We have seen instances where one of the founders is temporarily part-time (usually before the company gets funding) while the other co-founders are full-time. Here, the cliff or the total for the part-time founder may be based on when the founder will join full-time, which is fair to the other co-founders and full-time employees. If you opt for a milestone cliff or milestone vesting, rather than time-based vesting, make sure to define the milestone (the event that results in vesting) very clearly.

And if you’ve been working on the company for some time before incorporation (read more about why you should incorporate soon), founders will often decide to start vesting earlier than incorporation, or to provide that a portion of the founders’ share are vested on the date of incorporation, effectively providing “credit” for service to date.

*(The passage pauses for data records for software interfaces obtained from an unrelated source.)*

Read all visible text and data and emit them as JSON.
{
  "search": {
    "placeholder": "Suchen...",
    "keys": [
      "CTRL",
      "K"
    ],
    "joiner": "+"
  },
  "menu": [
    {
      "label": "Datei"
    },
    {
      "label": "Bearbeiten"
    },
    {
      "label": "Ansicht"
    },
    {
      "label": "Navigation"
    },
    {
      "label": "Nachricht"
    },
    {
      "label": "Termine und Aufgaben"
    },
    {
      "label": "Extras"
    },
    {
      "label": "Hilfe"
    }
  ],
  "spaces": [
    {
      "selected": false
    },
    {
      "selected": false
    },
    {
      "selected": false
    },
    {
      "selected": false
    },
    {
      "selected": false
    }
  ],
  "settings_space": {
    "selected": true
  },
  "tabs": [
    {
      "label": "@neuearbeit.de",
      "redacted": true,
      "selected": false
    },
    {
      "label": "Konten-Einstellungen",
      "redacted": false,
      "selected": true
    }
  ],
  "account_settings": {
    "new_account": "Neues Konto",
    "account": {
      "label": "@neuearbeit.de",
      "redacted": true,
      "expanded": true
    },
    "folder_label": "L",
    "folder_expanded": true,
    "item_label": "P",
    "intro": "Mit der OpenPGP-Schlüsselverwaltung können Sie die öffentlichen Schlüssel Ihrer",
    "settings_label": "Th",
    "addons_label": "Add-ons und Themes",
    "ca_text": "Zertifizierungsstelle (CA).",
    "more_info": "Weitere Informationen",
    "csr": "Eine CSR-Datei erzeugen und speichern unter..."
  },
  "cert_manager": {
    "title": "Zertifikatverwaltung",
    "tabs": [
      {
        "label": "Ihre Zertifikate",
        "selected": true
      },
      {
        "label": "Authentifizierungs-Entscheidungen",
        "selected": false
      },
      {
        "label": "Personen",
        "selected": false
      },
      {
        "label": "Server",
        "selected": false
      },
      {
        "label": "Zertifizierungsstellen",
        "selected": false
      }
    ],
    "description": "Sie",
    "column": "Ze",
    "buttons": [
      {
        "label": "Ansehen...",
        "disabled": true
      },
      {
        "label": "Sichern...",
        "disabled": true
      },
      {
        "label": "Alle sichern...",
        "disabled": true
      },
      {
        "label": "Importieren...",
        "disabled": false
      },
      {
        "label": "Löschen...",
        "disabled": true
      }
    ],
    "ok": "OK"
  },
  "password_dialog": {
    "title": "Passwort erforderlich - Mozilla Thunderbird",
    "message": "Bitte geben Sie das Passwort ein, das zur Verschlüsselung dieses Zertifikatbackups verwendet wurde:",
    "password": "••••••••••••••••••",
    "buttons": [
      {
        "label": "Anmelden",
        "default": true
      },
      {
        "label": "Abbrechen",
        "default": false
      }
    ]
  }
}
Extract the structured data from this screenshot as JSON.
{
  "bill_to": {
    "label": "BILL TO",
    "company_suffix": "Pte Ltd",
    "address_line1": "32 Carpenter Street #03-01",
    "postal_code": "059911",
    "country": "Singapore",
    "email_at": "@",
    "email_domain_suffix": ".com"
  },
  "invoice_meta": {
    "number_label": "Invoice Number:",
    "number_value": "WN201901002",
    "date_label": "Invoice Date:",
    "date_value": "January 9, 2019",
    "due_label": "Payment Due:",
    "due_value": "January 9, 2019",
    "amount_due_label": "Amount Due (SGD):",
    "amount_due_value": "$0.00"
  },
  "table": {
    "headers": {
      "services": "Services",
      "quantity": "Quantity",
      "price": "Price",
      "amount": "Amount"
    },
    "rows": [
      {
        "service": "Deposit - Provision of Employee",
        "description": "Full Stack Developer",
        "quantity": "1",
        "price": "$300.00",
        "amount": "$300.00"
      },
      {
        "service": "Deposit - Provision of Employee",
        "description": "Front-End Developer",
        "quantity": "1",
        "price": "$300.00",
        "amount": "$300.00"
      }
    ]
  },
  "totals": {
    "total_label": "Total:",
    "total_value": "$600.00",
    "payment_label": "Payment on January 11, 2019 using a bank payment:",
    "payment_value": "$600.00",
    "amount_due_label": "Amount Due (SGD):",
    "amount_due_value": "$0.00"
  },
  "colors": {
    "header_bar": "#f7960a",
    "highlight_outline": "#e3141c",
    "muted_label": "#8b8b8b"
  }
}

Make an within 30 days. Founders should make an within 30 days of the . Negative tax consequences can result if the recipient has not made an election under Section 83(b) of the tax code within that time period. In the absence of a timely filed , is taxed as it vests (based on the amount equal to the fair market value of the vested shares on the date of vesting minus the original purchase price paid for such vested shares). Therefore, if the value of the increases over time, a founder who has not filed an by the deadline could owe a significant amount of tax. By filing an , the founder elects to be taxed at the time of , rather than as the vests, based on the difference between the fair market value and the purchase price at the time of . Because founders typically pay fair market value for their , there will be no tax paid at the time of (and thanks to the 83(b), no tax paid in the future when the vests). Learn more about 83(b) elections.

Double-trigger acceleration is typically most appropriate. Double trigger acceleration of vesting means 100% of the founders’ (or some lesser pre-agreed percentage) vests if there is a change in control (usually acquisition of the company), and the founder’s employment is terminated by the acquirer without cause or by the founder for good reason after the acquisition (typically within 12 months of the acquisition).

Founders often us about single-trigger acceleration, which means one of two things: (1) vesting occurs upon a change of control (without termination) or (2) vesting occurs upon termination without cause (without a change of control). While single-trigger acceleration of vesting can be put in place, it is generally not advisable. An acquirer who wants to provide additional incentive to keep founders with the company following an acquisition may reduce the purchase price because the acceleration of vesting (particularly, when a significant percentage vests) diminishes those incentives (and the acquirer may have to provide additional incentives). Investors, of course, don’t like a reduction in purchase price, so they’ll often object to the single trigger acceleration upon the change of control, too. Co-founders should not want to put in place single trigger acceleration where the trigger is termination without cause; “cause” is usually defined as commission of a felony, which is unlikely to occur in practice, or significant misconduct, which may be hard to prove or too expensive to litigate over, meaning that co-founders will likely end up terminating a team without cause, resulting in the acceleration.

Investors may renegotiate. The more creative you are with vesting, the more time and money you could end up spending at the time of your first institutional round negotiating vesting terms with investors. If they believe the terms are not typical or do not provide adequate incentives for founders to remain with the company, investors might insist upon resetting the cliff or extending the vesting schedule. Reduce the likelihood of this occurring by following the industry standards—most of which are fair and reasonable—unless you can explain why you chose to do things differently.

Be sure to check out this related video: The Need for Vesting on Shares Held by Founders